Whenever a line carries the word "Duplex", pull it out of the entries.

DATA FOR THE TASK below:

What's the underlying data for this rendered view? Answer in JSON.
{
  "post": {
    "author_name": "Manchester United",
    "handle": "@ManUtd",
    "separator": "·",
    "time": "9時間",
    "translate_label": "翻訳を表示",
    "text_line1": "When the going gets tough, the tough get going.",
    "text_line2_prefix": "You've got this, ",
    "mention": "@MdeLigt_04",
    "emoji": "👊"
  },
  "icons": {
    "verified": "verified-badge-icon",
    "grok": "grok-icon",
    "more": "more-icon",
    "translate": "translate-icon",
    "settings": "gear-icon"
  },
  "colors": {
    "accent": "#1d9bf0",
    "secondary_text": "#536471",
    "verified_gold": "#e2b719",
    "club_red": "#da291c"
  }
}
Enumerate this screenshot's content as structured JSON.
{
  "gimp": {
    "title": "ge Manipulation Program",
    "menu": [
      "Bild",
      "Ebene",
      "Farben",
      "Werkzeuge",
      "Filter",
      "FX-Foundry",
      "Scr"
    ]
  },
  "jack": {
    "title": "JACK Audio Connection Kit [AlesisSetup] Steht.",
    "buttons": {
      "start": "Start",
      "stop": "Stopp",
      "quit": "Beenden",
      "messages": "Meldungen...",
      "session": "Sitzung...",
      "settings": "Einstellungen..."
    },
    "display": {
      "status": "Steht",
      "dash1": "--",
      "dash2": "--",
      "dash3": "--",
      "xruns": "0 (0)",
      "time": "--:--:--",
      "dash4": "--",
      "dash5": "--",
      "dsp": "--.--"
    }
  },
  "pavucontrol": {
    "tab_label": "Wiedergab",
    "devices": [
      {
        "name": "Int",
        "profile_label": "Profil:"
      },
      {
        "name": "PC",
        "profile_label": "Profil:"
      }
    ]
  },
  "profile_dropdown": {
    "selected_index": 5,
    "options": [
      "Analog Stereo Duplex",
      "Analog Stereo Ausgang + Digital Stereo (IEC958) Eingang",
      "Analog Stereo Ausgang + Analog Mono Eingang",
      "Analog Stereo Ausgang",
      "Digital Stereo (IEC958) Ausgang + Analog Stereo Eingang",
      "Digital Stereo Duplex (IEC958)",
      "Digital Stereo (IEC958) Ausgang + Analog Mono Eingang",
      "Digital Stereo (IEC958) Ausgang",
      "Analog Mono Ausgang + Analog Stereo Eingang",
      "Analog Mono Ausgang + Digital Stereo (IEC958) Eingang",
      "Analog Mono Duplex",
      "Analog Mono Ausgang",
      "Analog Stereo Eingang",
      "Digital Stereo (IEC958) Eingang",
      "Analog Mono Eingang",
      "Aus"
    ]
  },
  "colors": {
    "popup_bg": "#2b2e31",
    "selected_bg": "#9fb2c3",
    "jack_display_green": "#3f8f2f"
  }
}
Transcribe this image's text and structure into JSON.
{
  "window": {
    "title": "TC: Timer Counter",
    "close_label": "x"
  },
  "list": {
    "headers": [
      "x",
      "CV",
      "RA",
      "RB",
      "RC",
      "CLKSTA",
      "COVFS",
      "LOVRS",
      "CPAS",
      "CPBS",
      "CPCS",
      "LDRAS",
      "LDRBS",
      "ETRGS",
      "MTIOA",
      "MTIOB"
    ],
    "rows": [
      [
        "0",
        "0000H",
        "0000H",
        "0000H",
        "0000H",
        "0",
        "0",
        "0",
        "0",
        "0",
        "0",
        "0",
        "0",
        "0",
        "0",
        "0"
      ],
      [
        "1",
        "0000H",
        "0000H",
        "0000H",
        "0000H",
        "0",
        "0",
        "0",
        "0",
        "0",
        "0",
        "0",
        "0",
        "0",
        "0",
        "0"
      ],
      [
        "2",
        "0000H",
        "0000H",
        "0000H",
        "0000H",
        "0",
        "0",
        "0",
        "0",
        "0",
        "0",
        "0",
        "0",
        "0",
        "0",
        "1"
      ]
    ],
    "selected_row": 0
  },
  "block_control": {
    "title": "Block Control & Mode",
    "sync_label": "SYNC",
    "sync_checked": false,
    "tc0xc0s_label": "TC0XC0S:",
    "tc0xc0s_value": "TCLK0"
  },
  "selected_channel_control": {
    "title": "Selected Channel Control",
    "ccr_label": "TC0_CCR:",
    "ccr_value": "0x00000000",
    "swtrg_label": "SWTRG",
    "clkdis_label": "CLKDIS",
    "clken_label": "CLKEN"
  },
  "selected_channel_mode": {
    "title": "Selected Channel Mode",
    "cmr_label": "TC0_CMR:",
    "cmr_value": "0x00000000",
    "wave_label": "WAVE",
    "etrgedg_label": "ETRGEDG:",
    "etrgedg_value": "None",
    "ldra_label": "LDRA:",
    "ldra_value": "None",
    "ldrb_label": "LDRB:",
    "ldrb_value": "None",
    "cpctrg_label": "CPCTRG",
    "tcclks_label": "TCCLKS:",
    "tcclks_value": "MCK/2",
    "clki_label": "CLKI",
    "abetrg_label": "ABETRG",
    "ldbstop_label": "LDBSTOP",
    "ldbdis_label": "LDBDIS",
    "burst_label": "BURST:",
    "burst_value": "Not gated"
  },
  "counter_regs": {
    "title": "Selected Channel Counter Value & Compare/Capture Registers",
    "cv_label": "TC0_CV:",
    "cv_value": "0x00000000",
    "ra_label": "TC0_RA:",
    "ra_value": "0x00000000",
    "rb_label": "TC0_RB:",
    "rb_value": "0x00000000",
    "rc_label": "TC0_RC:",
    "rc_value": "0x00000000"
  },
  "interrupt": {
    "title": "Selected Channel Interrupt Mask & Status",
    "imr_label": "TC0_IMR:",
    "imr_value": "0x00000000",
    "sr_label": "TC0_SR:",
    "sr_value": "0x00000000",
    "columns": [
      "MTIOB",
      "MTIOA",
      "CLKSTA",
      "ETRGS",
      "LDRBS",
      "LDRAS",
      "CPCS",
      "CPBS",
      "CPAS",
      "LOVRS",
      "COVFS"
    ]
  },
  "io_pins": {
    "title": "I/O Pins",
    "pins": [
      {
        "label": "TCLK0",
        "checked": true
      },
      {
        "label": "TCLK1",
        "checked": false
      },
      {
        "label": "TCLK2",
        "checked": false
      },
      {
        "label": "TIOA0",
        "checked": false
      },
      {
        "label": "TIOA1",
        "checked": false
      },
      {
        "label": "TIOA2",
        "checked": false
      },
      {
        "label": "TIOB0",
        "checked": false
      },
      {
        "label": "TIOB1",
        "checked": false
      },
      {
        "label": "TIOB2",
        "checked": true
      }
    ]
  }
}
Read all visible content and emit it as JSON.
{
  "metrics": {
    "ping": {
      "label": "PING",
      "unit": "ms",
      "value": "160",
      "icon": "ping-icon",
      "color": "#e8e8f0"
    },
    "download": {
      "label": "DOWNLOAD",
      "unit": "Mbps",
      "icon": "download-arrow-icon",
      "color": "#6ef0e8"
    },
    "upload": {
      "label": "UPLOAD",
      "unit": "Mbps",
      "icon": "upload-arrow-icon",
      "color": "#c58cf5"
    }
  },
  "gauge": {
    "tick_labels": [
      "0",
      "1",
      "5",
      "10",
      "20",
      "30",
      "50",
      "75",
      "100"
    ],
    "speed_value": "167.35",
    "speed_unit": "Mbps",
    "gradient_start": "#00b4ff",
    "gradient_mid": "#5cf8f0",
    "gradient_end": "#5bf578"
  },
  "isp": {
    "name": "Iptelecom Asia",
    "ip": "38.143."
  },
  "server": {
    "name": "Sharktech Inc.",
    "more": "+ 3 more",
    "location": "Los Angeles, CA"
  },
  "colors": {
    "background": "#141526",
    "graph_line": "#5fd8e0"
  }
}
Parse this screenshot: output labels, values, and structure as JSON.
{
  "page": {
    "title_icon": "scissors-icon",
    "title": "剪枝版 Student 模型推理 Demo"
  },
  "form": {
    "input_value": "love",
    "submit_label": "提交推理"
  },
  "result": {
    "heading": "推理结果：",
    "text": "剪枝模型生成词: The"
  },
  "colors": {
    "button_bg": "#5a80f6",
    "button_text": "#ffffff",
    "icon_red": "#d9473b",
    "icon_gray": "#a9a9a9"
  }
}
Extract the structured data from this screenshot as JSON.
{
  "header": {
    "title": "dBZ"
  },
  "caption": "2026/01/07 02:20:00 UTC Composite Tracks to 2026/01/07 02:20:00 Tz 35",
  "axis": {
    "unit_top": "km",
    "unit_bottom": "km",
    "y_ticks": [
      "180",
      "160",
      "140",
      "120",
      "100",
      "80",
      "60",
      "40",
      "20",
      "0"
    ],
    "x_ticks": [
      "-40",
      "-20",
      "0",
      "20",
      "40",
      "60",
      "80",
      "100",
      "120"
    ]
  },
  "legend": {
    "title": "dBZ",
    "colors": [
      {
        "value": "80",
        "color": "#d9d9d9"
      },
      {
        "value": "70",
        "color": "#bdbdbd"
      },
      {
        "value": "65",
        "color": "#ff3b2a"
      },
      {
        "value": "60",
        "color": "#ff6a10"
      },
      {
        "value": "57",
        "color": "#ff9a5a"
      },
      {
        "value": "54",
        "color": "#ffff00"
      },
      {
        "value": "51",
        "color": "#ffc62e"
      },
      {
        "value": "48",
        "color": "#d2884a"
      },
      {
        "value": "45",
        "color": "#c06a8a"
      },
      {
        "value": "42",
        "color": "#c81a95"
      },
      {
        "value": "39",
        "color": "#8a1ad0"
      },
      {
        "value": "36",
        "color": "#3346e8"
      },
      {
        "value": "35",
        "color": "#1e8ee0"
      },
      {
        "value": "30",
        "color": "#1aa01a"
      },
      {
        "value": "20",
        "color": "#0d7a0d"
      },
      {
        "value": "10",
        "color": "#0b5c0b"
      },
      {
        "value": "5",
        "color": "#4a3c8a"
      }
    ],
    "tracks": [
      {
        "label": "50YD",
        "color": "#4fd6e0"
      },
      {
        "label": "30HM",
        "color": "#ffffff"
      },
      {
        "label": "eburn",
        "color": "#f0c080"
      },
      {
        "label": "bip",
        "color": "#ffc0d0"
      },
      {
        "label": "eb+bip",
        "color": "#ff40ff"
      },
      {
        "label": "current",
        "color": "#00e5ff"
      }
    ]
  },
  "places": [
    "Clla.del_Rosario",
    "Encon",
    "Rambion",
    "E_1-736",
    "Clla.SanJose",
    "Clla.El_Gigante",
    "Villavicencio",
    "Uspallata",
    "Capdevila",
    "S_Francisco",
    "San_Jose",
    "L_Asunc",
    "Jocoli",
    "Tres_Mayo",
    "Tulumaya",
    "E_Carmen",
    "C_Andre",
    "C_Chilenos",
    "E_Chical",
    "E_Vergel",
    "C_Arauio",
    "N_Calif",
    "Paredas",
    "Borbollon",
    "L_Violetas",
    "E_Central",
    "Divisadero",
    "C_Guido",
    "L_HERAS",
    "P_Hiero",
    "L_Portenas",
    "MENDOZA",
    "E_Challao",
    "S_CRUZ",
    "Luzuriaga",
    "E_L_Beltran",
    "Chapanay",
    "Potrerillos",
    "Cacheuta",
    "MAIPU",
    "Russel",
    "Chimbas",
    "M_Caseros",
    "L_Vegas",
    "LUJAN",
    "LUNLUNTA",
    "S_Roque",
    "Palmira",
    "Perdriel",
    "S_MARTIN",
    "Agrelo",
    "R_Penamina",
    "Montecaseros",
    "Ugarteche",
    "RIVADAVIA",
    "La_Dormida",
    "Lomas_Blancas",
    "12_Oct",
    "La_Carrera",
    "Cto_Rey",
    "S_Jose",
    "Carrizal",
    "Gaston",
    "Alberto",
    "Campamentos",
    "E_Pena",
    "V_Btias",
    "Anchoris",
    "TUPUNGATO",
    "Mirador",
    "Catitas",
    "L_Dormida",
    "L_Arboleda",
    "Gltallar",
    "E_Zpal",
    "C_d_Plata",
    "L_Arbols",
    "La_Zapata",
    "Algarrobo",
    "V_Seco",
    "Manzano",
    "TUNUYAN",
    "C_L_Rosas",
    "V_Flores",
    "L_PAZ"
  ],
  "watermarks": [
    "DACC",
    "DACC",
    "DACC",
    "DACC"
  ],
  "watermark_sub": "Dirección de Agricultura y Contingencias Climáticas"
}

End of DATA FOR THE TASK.

- _EXERCISE ANSWER_:
      "Analog Stereo Duplex",
      "Digital Stereo Duplex (IEC958)",
      "Analog Mono Duplex",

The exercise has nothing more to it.